However, in this opening section, which focuses on Sean, readers learn what Dara doesn't even suspect --- that all is not perfect in Sean and Abigail's relationship. Abigail has grown obsessed with getting her fledgling theater company off the ground, rarely coming home to Sean, whose professional dissatisfaction (he is a literary scholar who can't seem to finish his dissertation) appears to mirror his frustrations with their relationship. Sean's fascination with Dara's seeming emotional openness and availability --- so in contrast with Abigail's --- remains distant until a tragedy and a betrayal shake the house's very foundations.

The second novella shifts direction suddenly to Dara's childhood, and more specifically to her father, Cameron, who narrates the tale. He writes of his own long-kept secret, one that he has never been able to share with Dara --- a fascination with young girls (particularly Dara's best friend) that borders on the erotic. Cameron never acts on his desires but finds himself unable to acknowledge the truth about himself and the reason for his divorce to Dara, even as an adult.

Dara herself, and particularly her initial meeting with her married lover Edward, forms the basis for the third novella. By this point in the novel, readers know a great deal about Dara, along with the people and places that have made up her past. When this third section relates Dara's relationship anxieties, her troubled reconciliation with her father and her rocky friendship with Abigail, audiences will find themselves putting the pieces of Dara's life together, at times cringing at the uncomfortable realities that the more complete picture depicts.

Finally, the fourth section focuses on Abigail. In many ways, Abigail has been a cipher throughout the novel; more talented than her boyfriend Sean, more confident than her best friend Dara, Abigail has been the lucky one to whom both more vulnerable characters compare themselves. In Abigail's own story, however, which starts in childhood and extends to the present (revealing the heartbreaking reasons for Dara's fate), we learn that no one --- not even Abigail --- can really escape the foundations of their past and the consequences of their bad decisions.

THE HOUSE ON FORTUNE STREET is fascinating on many levels. From a narrative point of view, the way in which Livesey transforms Dara from a marginal character in the first novella to the emotional heart of the whole novel is a brilliant exercise in storytelling proficiency. From a literary point of view, Livesey manages to subtly integrate four different British literary figures --- from Keats and Charles Dodgson to Charlotte Brontë and Charles Dickens --- into the lives of her characters, at times drawing explicit parallels but more often trusting her readers to make the connections themselves (thereby delighting thousands of English majors worldwide). Finally, from an emotional point of view, Livesey capably draws such compelling portraits of so many fundamentally flawed characters that readers will become invested not only in Dara's central, heartrending story but also in the lives of all those whose experiences have shaped her own.
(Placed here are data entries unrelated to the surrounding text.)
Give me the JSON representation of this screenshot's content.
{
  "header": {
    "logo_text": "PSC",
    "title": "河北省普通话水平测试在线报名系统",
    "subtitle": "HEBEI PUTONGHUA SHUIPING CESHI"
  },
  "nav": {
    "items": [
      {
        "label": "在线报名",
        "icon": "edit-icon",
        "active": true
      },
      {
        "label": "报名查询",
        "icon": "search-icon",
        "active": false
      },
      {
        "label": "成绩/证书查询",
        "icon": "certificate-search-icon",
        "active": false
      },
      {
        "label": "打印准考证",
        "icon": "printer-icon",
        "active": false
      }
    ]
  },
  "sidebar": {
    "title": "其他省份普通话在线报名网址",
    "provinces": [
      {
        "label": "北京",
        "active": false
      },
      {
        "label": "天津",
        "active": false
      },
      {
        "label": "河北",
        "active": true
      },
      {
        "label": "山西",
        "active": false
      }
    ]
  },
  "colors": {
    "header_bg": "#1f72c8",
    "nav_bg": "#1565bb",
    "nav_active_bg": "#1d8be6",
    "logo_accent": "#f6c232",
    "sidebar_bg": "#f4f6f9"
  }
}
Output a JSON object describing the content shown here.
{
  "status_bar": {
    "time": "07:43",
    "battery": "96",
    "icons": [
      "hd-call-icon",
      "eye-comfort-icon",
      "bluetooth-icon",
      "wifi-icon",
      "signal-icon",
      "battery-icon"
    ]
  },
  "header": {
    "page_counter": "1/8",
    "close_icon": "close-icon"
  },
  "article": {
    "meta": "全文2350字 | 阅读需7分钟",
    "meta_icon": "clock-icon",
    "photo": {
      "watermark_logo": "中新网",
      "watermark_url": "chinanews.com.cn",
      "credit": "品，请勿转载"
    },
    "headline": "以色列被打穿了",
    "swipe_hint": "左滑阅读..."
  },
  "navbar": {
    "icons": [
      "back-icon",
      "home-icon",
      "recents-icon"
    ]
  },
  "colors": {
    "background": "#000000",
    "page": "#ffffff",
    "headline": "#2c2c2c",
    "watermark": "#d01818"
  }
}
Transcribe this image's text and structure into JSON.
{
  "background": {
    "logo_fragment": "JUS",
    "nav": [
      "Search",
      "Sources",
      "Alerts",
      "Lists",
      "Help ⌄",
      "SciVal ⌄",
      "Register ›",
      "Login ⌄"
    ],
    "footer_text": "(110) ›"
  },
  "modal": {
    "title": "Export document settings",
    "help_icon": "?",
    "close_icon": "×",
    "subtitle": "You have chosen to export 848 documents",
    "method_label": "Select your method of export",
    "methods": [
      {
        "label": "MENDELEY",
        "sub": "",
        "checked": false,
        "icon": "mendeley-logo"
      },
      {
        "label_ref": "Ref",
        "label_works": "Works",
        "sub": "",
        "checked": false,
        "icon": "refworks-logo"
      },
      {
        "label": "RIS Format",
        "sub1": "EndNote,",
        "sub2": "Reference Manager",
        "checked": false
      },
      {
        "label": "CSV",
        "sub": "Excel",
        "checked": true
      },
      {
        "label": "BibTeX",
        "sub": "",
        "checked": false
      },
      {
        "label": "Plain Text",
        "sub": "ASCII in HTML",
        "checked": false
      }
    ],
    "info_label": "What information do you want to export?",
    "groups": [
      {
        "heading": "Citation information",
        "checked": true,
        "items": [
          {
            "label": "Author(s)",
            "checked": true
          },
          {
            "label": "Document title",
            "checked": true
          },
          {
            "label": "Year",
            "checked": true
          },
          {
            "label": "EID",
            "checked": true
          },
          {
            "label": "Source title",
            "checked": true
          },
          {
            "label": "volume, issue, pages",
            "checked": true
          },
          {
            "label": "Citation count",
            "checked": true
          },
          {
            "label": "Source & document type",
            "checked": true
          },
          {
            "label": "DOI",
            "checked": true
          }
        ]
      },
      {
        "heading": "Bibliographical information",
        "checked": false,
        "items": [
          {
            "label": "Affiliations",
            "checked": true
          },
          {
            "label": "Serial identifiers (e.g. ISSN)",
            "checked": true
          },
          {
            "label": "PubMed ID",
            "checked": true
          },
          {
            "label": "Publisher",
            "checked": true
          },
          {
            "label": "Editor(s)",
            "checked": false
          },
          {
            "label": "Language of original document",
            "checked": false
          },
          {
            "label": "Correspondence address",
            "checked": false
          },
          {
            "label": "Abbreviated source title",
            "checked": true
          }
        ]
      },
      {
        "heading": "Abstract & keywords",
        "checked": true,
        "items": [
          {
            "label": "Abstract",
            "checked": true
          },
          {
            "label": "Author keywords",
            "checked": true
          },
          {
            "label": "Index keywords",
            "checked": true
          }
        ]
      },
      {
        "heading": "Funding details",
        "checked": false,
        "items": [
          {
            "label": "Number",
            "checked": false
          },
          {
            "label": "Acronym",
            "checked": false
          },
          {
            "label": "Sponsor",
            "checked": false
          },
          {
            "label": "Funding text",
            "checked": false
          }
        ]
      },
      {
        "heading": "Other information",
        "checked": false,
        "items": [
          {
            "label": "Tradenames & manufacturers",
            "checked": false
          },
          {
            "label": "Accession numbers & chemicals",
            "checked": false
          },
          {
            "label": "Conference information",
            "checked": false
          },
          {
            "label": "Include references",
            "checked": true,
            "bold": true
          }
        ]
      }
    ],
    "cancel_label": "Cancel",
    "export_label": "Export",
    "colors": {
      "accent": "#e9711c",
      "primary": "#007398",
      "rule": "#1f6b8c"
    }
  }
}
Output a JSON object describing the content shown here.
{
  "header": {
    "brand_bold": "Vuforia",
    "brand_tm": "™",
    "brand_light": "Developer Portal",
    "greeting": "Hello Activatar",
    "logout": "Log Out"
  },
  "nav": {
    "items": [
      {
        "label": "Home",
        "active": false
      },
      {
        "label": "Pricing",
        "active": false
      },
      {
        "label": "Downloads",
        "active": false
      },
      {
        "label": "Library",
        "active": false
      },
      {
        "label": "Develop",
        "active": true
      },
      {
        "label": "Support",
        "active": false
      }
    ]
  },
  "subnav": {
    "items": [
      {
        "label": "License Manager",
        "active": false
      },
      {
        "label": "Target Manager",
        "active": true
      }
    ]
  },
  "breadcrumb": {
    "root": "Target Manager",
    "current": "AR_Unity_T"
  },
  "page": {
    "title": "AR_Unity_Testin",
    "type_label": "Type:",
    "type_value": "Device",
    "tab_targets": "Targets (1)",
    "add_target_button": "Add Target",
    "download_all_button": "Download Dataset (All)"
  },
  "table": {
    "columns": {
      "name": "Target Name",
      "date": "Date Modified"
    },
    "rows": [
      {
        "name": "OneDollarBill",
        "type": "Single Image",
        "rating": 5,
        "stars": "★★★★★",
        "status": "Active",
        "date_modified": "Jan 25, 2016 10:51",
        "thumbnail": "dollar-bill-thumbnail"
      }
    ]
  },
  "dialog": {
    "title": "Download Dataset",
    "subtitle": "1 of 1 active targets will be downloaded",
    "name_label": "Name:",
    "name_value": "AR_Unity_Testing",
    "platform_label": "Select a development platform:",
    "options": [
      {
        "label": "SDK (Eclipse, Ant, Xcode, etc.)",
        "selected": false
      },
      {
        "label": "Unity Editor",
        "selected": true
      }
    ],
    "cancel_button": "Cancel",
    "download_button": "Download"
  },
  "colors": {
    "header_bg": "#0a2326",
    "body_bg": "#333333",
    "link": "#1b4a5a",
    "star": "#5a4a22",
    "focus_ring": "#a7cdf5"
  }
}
Along the way, Livesey encourages thoughtful reflection on difficult questions: Where does the truth lie? What is the importance of the stories we tell about our own and others' lives? What do our difficult decisions say about our fundamental character? Is it possible to walk away from one's past? Much as the four stories here form a sort of dialogue with one another, THE HOUSE ON FORTUNE STREET is a novel that lends itself perfectly for ongoing dialogue in book clubs or more casual conversations between lovers of great stories --- the classic and the contemporary.

Reviewed by Norah Piehl on May 5, 2009

The House on Fortune Street: A Novel
by Margot Livesey

  • Publication Date: May 5, 2009
  • Paperback: 311 pages
  • Publisher: Harper Perennial
  • ISBN-10: 0061451541
  • ISBN-13: 9780061451546